Items from an interface collection:
⟨

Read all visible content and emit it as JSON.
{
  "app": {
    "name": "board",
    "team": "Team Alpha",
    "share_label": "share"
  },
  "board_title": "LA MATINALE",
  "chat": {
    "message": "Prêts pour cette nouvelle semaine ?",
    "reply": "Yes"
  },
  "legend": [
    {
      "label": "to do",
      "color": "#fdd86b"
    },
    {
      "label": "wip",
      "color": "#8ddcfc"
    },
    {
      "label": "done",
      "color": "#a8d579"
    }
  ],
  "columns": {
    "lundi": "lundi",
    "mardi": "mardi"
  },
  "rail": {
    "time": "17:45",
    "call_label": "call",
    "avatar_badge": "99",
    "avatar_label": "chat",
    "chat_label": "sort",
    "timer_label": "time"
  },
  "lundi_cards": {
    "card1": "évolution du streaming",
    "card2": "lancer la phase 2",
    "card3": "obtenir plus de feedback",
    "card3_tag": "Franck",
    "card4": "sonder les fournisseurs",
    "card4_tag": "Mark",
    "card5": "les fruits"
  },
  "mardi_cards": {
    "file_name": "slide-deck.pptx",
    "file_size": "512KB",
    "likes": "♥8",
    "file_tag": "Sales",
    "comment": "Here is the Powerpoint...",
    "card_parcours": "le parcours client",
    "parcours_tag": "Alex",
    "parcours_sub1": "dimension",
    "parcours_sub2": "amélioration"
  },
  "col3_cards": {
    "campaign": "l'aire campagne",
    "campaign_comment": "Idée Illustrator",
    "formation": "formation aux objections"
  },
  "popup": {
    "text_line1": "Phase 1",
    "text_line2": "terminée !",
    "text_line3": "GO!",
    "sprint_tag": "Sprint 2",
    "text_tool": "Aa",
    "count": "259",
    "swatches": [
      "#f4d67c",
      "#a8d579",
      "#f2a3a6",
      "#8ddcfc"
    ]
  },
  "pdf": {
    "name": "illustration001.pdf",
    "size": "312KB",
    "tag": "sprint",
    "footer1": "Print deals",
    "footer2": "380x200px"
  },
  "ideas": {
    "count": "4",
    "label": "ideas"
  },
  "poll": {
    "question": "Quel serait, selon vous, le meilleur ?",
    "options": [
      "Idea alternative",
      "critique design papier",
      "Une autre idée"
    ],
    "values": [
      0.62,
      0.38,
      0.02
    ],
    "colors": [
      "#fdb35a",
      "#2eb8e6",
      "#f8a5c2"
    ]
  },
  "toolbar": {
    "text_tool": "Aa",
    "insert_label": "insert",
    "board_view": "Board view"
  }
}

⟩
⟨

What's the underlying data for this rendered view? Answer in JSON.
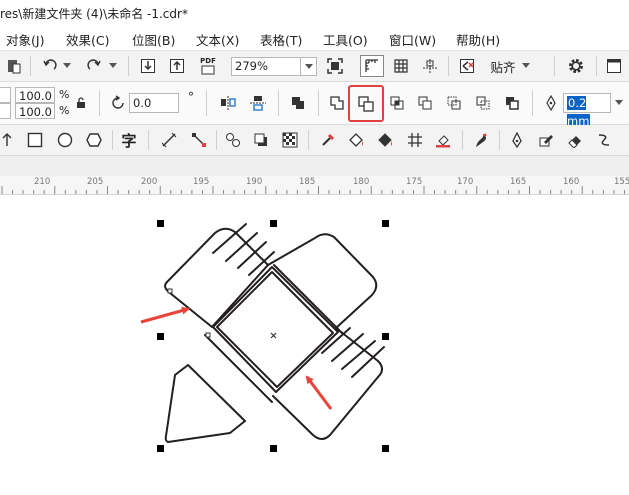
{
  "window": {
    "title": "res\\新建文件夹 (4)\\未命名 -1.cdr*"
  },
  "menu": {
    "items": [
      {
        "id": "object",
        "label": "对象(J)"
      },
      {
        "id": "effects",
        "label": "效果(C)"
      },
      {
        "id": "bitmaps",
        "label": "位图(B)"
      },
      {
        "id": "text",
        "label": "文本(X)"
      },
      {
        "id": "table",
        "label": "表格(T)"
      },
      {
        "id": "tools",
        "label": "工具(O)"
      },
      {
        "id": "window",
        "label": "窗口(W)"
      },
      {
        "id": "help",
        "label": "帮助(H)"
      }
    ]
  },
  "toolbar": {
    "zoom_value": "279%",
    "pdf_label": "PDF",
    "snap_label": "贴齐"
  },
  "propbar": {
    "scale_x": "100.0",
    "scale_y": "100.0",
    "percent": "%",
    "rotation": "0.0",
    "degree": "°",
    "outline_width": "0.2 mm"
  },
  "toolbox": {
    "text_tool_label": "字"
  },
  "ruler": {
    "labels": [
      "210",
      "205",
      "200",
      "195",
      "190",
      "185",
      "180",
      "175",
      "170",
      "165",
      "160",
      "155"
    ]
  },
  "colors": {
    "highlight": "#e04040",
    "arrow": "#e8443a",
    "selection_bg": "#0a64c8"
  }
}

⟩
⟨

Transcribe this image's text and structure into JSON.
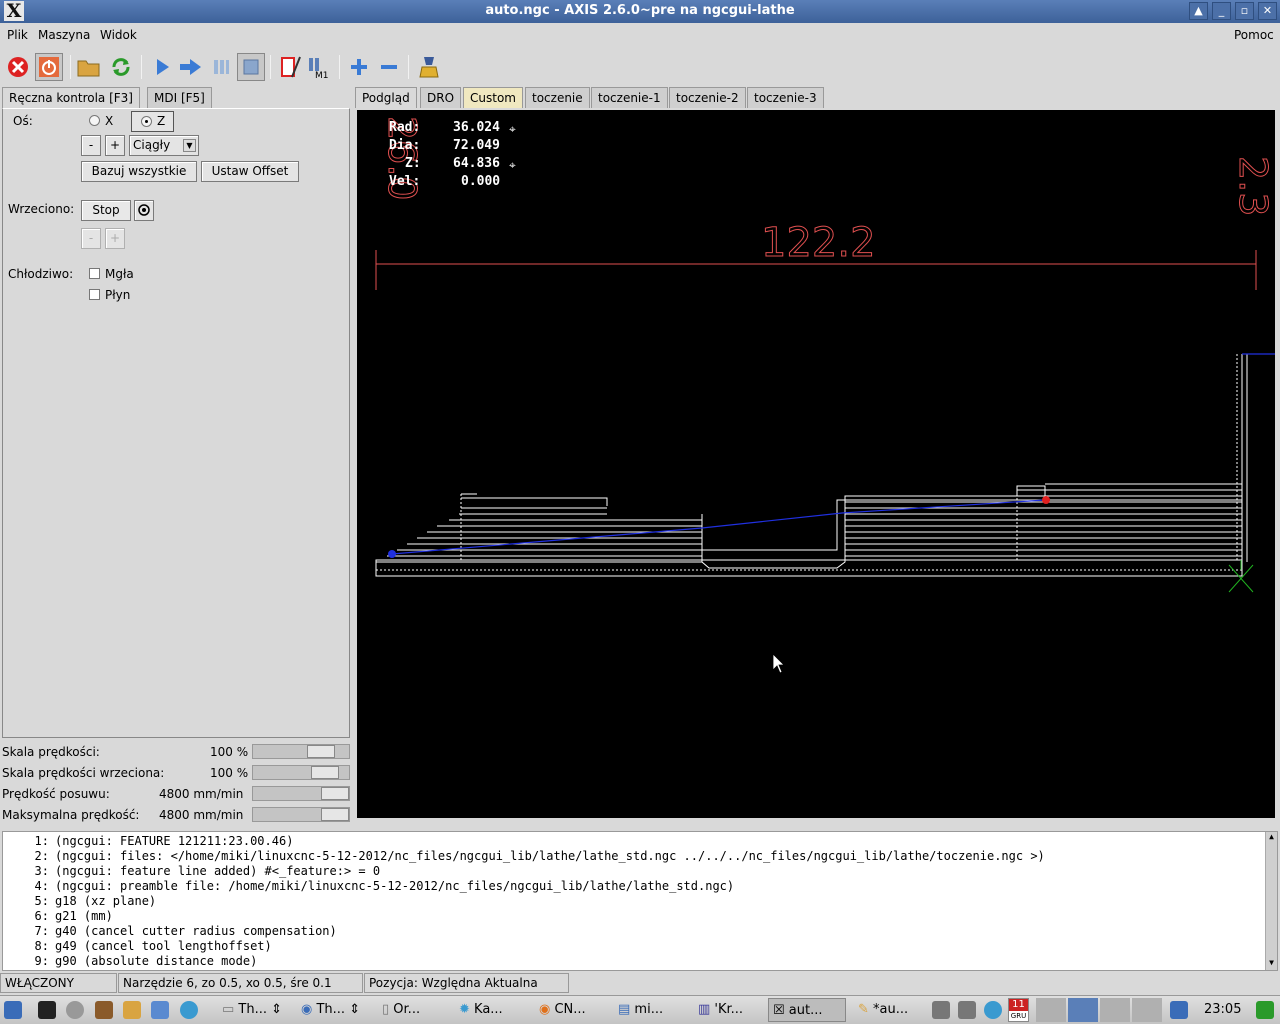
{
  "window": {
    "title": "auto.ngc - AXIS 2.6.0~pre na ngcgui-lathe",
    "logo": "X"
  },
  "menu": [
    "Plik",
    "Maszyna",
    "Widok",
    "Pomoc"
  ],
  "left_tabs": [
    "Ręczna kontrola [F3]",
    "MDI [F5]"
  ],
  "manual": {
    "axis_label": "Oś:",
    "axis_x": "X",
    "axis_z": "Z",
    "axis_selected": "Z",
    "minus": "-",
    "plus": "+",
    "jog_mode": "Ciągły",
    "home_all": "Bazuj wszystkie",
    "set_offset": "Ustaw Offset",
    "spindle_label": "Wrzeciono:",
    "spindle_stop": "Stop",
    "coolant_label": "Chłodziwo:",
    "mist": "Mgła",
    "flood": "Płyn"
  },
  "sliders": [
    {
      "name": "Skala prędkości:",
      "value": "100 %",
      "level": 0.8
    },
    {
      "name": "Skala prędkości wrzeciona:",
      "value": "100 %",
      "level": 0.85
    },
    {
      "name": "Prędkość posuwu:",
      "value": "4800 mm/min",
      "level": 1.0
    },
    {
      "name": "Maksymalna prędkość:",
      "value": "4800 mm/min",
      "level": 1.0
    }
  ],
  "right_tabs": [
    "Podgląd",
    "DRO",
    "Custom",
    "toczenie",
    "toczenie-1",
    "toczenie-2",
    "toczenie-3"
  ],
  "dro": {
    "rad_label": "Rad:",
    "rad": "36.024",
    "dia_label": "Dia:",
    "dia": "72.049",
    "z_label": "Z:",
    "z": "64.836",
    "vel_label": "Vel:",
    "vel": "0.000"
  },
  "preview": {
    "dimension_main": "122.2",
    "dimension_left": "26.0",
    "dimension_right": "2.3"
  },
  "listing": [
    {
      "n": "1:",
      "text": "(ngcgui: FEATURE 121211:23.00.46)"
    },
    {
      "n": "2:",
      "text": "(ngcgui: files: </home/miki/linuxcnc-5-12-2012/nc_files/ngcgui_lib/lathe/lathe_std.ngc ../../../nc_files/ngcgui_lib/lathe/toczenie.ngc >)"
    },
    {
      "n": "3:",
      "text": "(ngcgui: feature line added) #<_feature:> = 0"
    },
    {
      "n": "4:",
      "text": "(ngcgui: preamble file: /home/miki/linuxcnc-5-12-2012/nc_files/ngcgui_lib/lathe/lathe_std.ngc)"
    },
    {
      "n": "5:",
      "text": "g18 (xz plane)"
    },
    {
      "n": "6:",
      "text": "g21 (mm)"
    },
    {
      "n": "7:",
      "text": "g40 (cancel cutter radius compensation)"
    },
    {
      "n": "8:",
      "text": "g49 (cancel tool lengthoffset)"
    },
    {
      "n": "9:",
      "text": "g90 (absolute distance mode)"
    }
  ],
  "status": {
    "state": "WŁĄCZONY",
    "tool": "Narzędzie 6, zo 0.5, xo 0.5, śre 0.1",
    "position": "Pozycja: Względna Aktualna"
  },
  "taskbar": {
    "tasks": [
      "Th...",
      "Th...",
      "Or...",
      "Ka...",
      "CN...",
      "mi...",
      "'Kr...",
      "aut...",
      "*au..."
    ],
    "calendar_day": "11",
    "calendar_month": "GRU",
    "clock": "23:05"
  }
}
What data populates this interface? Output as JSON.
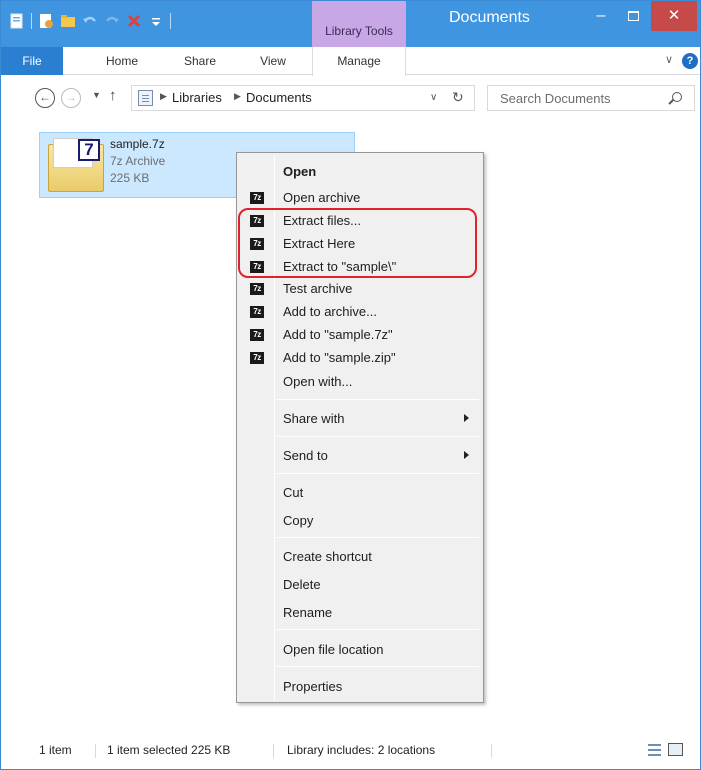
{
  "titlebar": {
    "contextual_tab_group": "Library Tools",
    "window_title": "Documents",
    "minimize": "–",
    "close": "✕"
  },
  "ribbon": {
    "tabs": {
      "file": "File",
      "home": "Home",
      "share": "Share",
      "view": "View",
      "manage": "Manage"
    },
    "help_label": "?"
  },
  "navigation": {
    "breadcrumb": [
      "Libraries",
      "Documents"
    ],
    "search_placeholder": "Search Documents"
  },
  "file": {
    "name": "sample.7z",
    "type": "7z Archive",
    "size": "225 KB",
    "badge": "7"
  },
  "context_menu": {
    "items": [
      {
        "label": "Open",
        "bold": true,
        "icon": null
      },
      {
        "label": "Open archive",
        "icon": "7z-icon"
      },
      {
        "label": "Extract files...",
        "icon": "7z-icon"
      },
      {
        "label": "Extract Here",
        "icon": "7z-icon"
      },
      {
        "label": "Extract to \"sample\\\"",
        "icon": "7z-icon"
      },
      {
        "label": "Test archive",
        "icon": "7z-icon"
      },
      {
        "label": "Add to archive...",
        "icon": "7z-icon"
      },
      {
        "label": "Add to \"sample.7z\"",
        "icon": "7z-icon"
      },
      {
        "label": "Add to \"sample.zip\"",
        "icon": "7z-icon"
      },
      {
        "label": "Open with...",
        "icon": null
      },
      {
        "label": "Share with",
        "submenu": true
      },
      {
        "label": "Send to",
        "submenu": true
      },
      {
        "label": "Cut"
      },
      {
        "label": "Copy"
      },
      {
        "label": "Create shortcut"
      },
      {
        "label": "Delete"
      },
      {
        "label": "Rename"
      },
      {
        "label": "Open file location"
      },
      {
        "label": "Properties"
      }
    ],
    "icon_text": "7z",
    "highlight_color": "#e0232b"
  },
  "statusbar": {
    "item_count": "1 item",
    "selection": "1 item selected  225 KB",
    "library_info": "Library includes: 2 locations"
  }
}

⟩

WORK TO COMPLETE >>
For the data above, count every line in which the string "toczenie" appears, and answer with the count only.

WRITTEN RESPONSE >>
5